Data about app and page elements
=== Section Start ===
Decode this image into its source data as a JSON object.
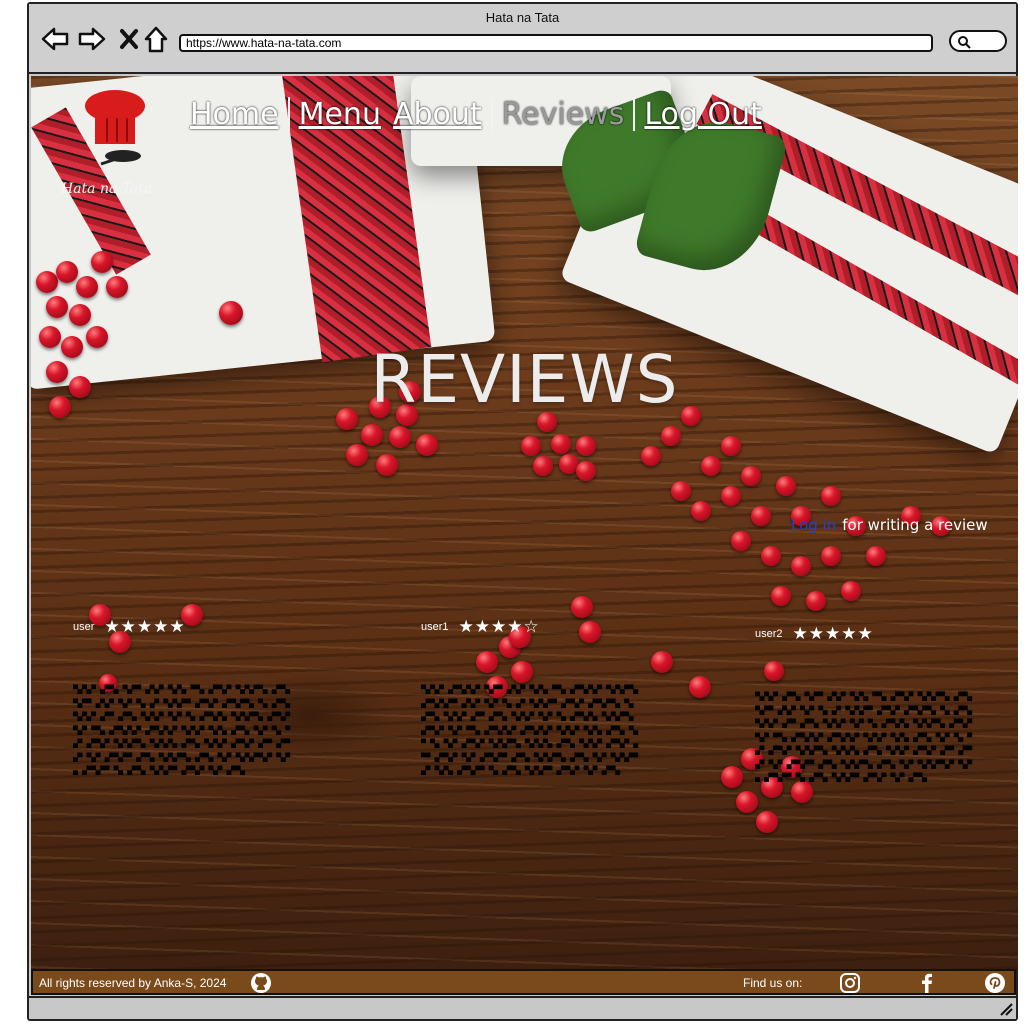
{
  "window": {
    "title": "Hata na Tata",
    "url": "https://www.hata-na-tata.com"
  },
  "nav": {
    "home": "Home",
    "menu": "Menu",
    "about": "About",
    "reviews": "Reviews",
    "logout": "Log Out"
  },
  "logo": {
    "text": "Hata na Tata"
  },
  "page": {
    "title": "REVIEWS",
    "login_link": "Log in",
    "login_suffix": "for writing a review"
  },
  "reviews": [
    {
      "user": "user",
      "stars": "★★★★★",
      "rating": 5
    },
    {
      "user": "user1",
      "stars": "★★★★☆",
      "rating": 4
    },
    {
      "user": "user2",
      "stars": "★★★★★",
      "rating": 5
    }
  ],
  "footer": {
    "copyright": "All rights reserved by Anka-S, 2024",
    "find_us": "Find us on:"
  },
  "icons": {
    "back": "back-arrow-icon",
    "forward": "forward-arrow-icon",
    "close": "close-icon",
    "home": "home-icon",
    "search": "search-icon",
    "github": "github-icon",
    "instagram": "instagram-icon",
    "facebook": "facebook-icon",
    "pinterest": "pinterest-icon"
  }
}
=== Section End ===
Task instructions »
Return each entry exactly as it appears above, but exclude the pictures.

Problem solution »
Decode this image into its source data as a JSON object.
{
  "window": {
    "title": "Hata na Tata",
    "url": "https://www.hata-na-tata.com"
  },
  "nav": {
    "home": "Home",
    "menu": "Menu",
    "about": "About",
    "reviews": "Reviews",
    "logout": "Log Out"
  },
  "logo": {
    "text": "Hata na Tata"
  },
  "page": {
    "title": "REVIEWS",
    "login_link": "Log in",
    "login_suffix": "for writing a review"
  },
  "reviews": [
    {
      "user": "user",
      "stars": "★★★★★",
      "rating": 5
    },
    {
      "user": "user1",
      "stars": "★★★★☆",
      "rating": 4
    },
    {
      "user": "user2",
      "stars": "★★★★★",
      "rating": 5
    }
  ],
  "footer": {
    "copyright": "All rights reserved by Anka-S, 2024",
    "find_us": "Find us on:"
  },
  "icons": {
    "back": "back-arrow-icon",
    "forward": "forward-arrow-icon",
    "close": "close-icon",
    "home": "home-icon",
    "search": "search-icon",
    "github": "github-icon",
    "instagram": "instagram-icon",
    "facebook": "facebook-icon",
    "pinterest": "pinterest-icon"
  }
}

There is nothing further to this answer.